I left the hearing very concerned that "immigrants" continue to be bundled into "border threats" and "other hazards." Organized crime is organized crime, many times carried out by U.S. citizens on both sides of the border. Organized crime is one thing, immigrants are an entirely different phenomenon. The Administration and specifically the Department of Homeland Security must separate "immigrants" and "immigration" from "gangs" and organized crime. The ICE gang unit should certainly seek out and persecute gang members, but the ICE gang unit should not constitute all of ICE's work, nor can it serve as the foundation of ICE's ideology and priorities.
We saw progress in that both ICE and ATF agents finally recognized the harm U.S. arms are causing as they're being shipped into Mexico. But not once was drug prevention mentioned throughout the entire hearing as part of the strategy to combat organized crime.

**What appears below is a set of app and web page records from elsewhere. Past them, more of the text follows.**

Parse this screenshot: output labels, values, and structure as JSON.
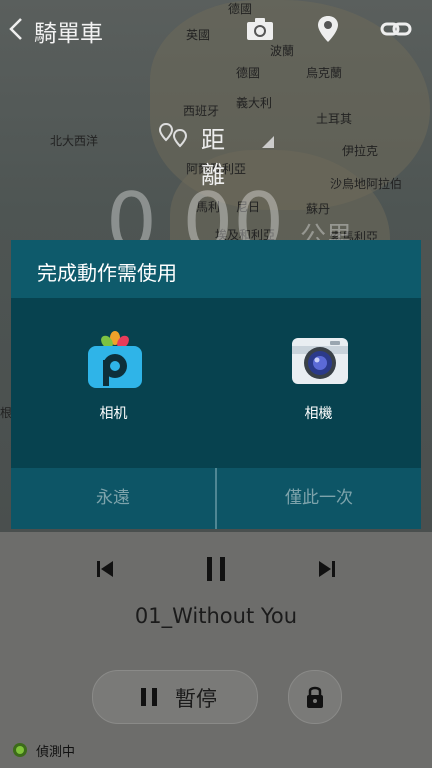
{
  "header": {
    "title": "騎單車",
    "icons": [
      "back-icon",
      "camera-icon",
      "location-pin-icon",
      "link-icon"
    ]
  },
  "map": {
    "labels": [
      "德國",
      "英國",
      "波蘭",
      "德國",
      "烏克蘭",
      "義大利",
      "西班牙",
      "土耳其",
      "北大西洋",
      "伊拉克",
      "阿爾及利亞",
      "沙烏地阿拉伯",
      "馬利",
      "尼日",
      "蘇丹",
      "埃及和利亞",
      "索馬利亞",
      "根"
    ]
  },
  "workout": {
    "distance_label": "距離",
    "distance_value": "0.00",
    "distance_unit": "公里"
  },
  "dialog": {
    "title": "完成動作需使用",
    "apps": [
      {
        "label": "相机",
        "icon": "picsart-app-icon"
      },
      {
        "label": "相機",
        "icon": "camera-app-icon"
      }
    ],
    "always_label": "永遠",
    "once_label": "僅此一次"
  },
  "player": {
    "track_title": "01_Without You",
    "pause_label": "暫停",
    "status_text": "偵測中"
  },
  "colors": {
    "dialog_header": "#0e5a6b",
    "dialog_body": "#07424f",
    "status_green": "#5a8f2a"
  }
}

It took Congressman Al Green to remind the panelists that this is not a border problem, or a U.S.-Mexico problem, but a "transnational problem," and a "growth problem," due to the increase in drug use in the U.S. When none of the panelists were able to provide the number of ICE/ATF employees dedicated to "following the money trail" of organized crime, Mr. Green reiterated: the Government of Mexico has asked for our help on two fronts: control the guns, and control the money, and U.S. authorities have so far been unable to do either.
Congresswoman Kirkpatrick accurately noted, as long as we don't address the issue of drug consumption, there will be "no appreciable change" in this situation, we'll just continue with "spurts of arrests." Instead of fanning fears of destabilization in Mexico, people like Sen.Cornyn of Texas should instead focus on what Texas can do and what they can do to stop the elements that are feeding this violence: guns and drug consumption.

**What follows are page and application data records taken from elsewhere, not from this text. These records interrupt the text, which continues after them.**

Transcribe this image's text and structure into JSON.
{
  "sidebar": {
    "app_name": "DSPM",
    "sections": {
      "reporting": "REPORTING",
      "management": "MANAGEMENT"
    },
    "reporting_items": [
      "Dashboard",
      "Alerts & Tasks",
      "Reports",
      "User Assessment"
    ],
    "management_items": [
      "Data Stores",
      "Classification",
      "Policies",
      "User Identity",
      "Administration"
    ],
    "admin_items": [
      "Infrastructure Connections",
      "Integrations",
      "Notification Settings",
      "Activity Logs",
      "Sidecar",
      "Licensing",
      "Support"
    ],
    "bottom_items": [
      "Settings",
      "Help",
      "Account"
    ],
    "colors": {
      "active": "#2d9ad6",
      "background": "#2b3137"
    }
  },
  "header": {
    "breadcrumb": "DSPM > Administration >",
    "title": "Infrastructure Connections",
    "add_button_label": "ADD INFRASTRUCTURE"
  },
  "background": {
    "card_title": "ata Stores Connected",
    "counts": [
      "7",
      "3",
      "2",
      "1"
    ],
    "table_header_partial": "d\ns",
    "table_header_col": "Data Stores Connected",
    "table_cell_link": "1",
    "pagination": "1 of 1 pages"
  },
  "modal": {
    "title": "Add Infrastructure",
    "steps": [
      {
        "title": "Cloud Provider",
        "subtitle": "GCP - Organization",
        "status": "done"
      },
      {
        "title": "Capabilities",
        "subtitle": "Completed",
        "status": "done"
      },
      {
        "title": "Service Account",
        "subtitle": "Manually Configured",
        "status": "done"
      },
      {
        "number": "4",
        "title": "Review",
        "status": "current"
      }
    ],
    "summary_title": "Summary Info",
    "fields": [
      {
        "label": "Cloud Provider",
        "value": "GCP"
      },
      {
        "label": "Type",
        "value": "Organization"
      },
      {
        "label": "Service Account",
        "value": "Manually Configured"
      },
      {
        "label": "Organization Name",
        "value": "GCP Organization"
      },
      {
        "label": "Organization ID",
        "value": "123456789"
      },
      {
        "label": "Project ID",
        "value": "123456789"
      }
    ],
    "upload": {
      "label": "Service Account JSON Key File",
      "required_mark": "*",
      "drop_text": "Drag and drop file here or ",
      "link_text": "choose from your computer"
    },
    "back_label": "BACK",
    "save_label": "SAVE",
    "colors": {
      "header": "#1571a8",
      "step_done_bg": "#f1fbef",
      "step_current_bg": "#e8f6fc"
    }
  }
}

VI. In Case you Missed It - A fantastic New York Times interactive map that shows immigration trends and data, and the Los Angeles Time graphic showing a decrease in arrests of undocumented immigrants along the border (while border violence is on the rise, so let's stop blaming the immigrants).
In the panel, Simon highlighted that “despite very difficult politics, despite the fact that the cartel violence in Mexico is very real, and is something that we can’t ignore, crime on the US side of the border has plummeted.”